↓↓↓
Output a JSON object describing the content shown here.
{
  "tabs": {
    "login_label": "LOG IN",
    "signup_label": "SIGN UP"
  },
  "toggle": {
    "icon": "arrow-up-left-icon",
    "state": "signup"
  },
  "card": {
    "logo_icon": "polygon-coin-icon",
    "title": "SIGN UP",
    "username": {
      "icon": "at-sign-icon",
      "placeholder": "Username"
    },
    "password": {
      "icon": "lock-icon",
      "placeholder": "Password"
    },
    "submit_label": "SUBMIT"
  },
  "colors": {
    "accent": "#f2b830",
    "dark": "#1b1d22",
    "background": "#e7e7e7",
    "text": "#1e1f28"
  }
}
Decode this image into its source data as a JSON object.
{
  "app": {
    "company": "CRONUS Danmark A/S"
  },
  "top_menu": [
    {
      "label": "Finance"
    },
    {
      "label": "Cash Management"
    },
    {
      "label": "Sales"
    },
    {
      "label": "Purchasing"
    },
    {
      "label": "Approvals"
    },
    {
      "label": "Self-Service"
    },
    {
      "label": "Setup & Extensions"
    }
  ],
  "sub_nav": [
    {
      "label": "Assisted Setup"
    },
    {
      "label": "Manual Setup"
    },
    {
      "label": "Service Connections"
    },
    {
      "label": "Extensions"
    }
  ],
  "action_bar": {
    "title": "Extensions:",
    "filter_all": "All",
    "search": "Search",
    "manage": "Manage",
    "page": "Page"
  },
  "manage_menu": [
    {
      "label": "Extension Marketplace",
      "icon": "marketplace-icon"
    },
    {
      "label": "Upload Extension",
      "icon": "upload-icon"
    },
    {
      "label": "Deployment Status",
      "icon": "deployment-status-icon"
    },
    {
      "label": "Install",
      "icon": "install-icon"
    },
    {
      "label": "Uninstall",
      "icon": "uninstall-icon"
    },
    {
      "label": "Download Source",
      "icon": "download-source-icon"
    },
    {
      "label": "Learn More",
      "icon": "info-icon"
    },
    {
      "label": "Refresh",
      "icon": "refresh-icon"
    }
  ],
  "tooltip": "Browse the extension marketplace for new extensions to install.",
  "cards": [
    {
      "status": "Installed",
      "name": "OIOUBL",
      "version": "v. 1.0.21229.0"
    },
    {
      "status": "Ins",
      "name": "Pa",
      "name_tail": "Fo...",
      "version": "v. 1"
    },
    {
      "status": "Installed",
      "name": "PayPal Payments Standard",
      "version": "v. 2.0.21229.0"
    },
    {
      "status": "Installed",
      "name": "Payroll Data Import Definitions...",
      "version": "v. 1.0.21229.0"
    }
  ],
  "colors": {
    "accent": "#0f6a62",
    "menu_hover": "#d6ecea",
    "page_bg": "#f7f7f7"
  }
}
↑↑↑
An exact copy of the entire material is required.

__FINAL ANSWER__:
Output a JSON object describing the content shown here.
{
  "tabs": {
    "login_label": "LOG IN",
    "signup_label": "SIGN UP"
  },
  "toggle": {
    "icon": "arrow-up-left-icon",
    "state": "signup"
  },
  "card": {
    "logo_icon": "polygon-coin-icon",
    "title": "SIGN UP",
    "username": {
      "icon": "at-sign-icon",
      "placeholder": "Username"
    },
    "password": {
      "icon": "lock-icon",
      "placeholder": "Password"
    },
    "submit_label": "SUBMIT"
  },
  "colors": {
    "accent": "#f2b830",
    "dark": "#1b1d22",
    "background": "#e7e7e7",
    "text": "#1e1f28"
  }
}
Decode this image into its source data as a JSON object.
{
  "app": {
    "company": "CRONUS Danmark A/S"
  },
  "top_menu": [
    {
      "label": "Finance"
    },
    {
      "label": "Cash Management"
    },
    {
      "label": "Sales"
    },
    {
      "label": "Purchasing"
    },
    {
      "label": "Approvals"
    },
    {
      "label": "Self-Service"
    },
    {
      "label": "Setup & Extensions"
    }
  ],
  "sub_nav": [
    {
      "label": "Assisted Setup"
    },
    {
      "label": "Manual Setup"
    },
    {
      "label": "Service Connections"
    },
    {
      "label": "Extensions"
    }
  ],
  "action_bar": {
    "title": "Extensions:",
    "filter_all": "All",
    "search": "Search",
    "manage": "Manage",
    "page": "Page"
  },
  "manage_menu": [
    {
      "label": "Extension Marketplace",
      "icon": "marketplace-icon"
    },
    {
      "label": "Upload Extension",
      "icon": "upload-icon"
    },
    {
      "label": "Deployment Status",
      "icon": "deployment-status-icon"
    },
    {
      "label": "Install",
      "icon": "install-icon"
    },
    {
      "label": "Uninstall",
      "icon": "uninstall-icon"
    },
    {
      "label": "Download Source",
      "icon": "download-source-icon"
    },
    {
      "label": "Learn More",
      "icon": "info-icon"
    },
    {
      "label": "Refresh",
      "icon": "refresh-icon"
    }
  ],
  "tooltip": "Browse the extension marketplace for new extensions to install.",
  "cards": [
    {
      "status": "Installed",
      "name": "OIOUBL",
      "version": "v. 1.0.21229.0"
    },
    {
      "status": "Ins",
      "name": "Pa",
      "name_tail": "Fo...",
      "version": "v. 1"
    },
    {
      "status": "Installed",
      "name": "PayPal Payments Standard",
      "version": "v. 2.0.21229.0"
    },
    {
      "status": "Installed",
      "name": "Payroll Data Import Definitions...",
      "version": "v. 1.0.21229.0"
    }
  ],
  "colors": {
    "accent": "#0f6a62",
    "menu_hover": "#d6ecea",
    "page_bg": "#f7f7f7"
  }
}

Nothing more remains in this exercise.